A well-deserved nod in history to Daniel Walker Howe (oddly misidentified here as David Walker Howe!) for "What Hath God Wrought: The Transformation of America, 1815-1848." The best general history of this period of American history I've read in a decade.

I'm currently three-fourths of the way through it, so I won't be able to give a full review yet. But I will say, though this is no "conservative" history a la Paul Johnson, it politely and forcibly corrects the excesses of "progressive" historians like Sean Wilentz.

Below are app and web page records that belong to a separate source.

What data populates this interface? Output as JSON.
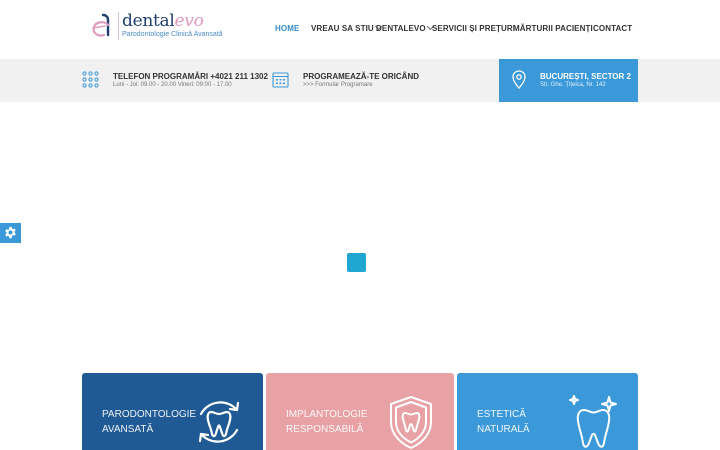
{
  "logo": {
    "name_part1": "dental",
    "name_part2": "evo",
    "tagline": "Parodontologie Clinică Avansată"
  },
  "nav": {
    "items": [
      {
        "label": "HOME",
        "active": true,
        "has_dropdown": false
      },
      {
        "label": "VREAU SA STIU",
        "active": false,
        "has_dropdown": true
      },
      {
        "label": "DENTALEVO",
        "active": false,
        "has_dropdown": true
      },
      {
        "label": "SERVICII ȘI PREȚURI",
        "active": false,
        "has_dropdown": false
      },
      {
        "label": "MĂRTURII PACIENȚI",
        "active": false,
        "has_dropdown": false
      },
      {
        "label": "CONTACT",
        "active": false,
        "has_dropdown": false
      }
    ]
  },
  "infobar": {
    "phone": {
      "title": "TELEFON PROGRAMĂRI +4021 211 1302",
      "sub": "Luni - Joi: 09.00 - 20.00 Vineri: 09:00 - 17.00"
    },
    "booking": {
      "title": "PROGRAMEAZĂ-TE ORICÂND",
      "sub": ">>> Formular Programare"
    },
    "location": {
      "title": "BUCUREȘTI, SECTOR 2",
      "sub": "Str. Ghe. Țițeica, Nr. 142"
    }
  },
  "cards": [
    {
      "line1": "PARODONTOLOGIE",
      "line2": "AVANSATĂ",
      "color": "#1f5a94"
    },
    {
      "line1": "IMPLANTOLOGIE",
      "line2": "RESPONSABILĂ",
      "color": "#e8a2a6"
    },
    {
      "line1": "ESTETICĂ",
      "line2": "NATURALĂ",
      "color": "#3b99da"
    }
  ],
  "colors": {
    "accent": "#3b99da",
    "loader": "#1fa6d1",
    "infobar_bg": "#f1f1f1"
  }
}
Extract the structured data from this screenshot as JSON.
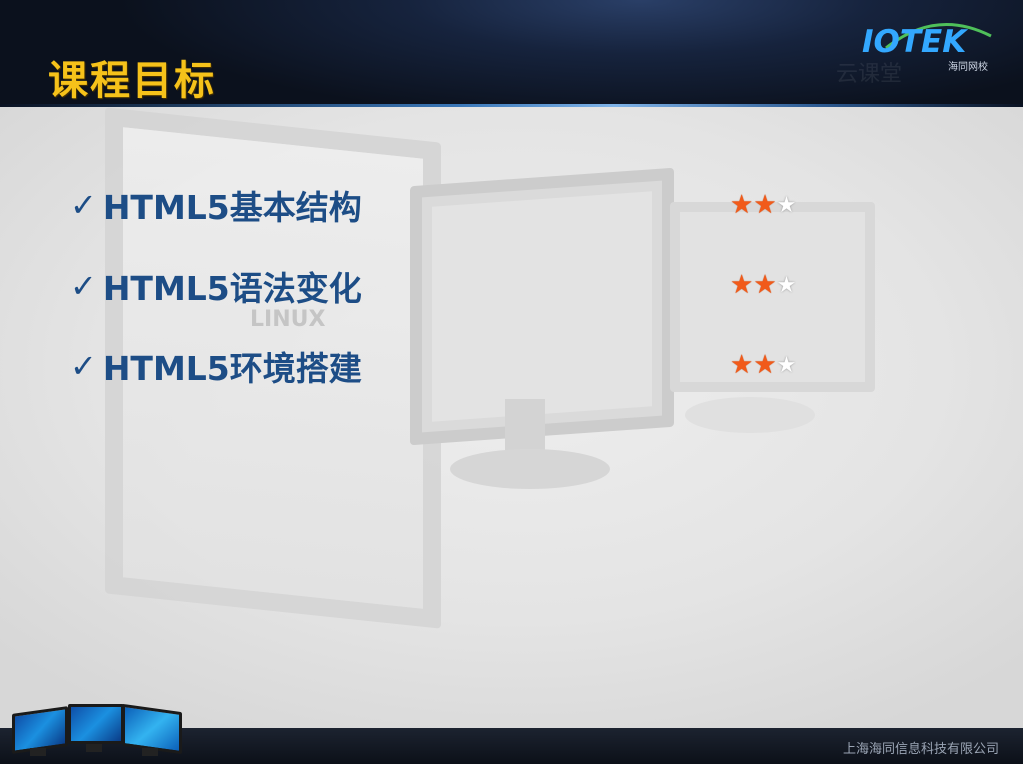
{
  "header": {
    "title": "课程目标",
    "logo_text": "IOTEK",
    "logo_sub": "海同网校",
    "cloud_mark": "云课堂"
  },
  "topics": [
    {
      "label": "HTML5基本结构",
      "rating": 2,
      "max": 5
    },
    {
      "label": "HTML5语法变化",
      "rating": 2,
      "max": 5
    },
    {
      "label": "HTML5环境搭建",
      "rating": 2,
      "max": 5
    }
  ],
  "check_glyph": "✓",
  "star_full_glyph": "★",
  "star_empty_glyph": "★",
  "background_marks": {
    "linux": "LINUX"
  },
  "footer": {
    "company": "上海海同信息科技有限公司"
  },
  "colors": {
    "title": "#f6c21a",
    "topic_text": "#1d4d86",
    "star_full": "#f15a1a",
    "logo": "#33a8ff"
  }
}
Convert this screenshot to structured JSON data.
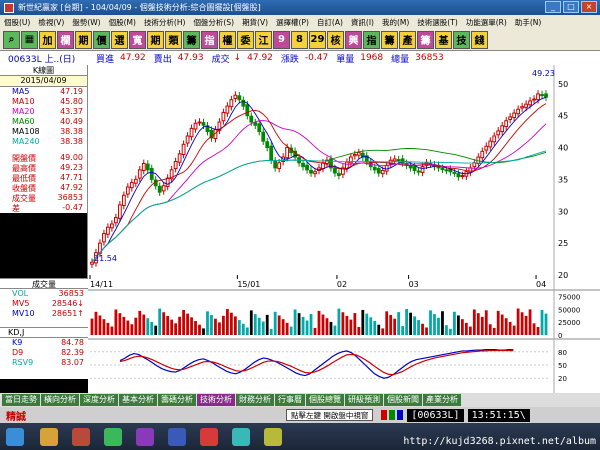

And it has the rare quality, in treating the evangelicals of the times, who were a central force in the national story, with fairness and awareness.

Howe acknowledges (in a quote from another historian) that, whatever historians may make of their vast efforts at national improvement, in terms of class, race, gender, Marxist dialectics, the impact of the communications revolution, and everything else modern secular academics love to write about, that the evangelicals, at the heart of their efforts, were working to spread the gospel and win souls. Unless you've read a lot of history, you have no idea how remarkable that is.

Some other winners touched on here in the last year include Gene Weingarten's piece on violinist Joshua Bell playing in a subway station and the "special citation" to Bob Dylan, "for his profound impact on popular music and American culture, marked by lyrical compositions of extraordinary poetic power." Needless to say, I disagree.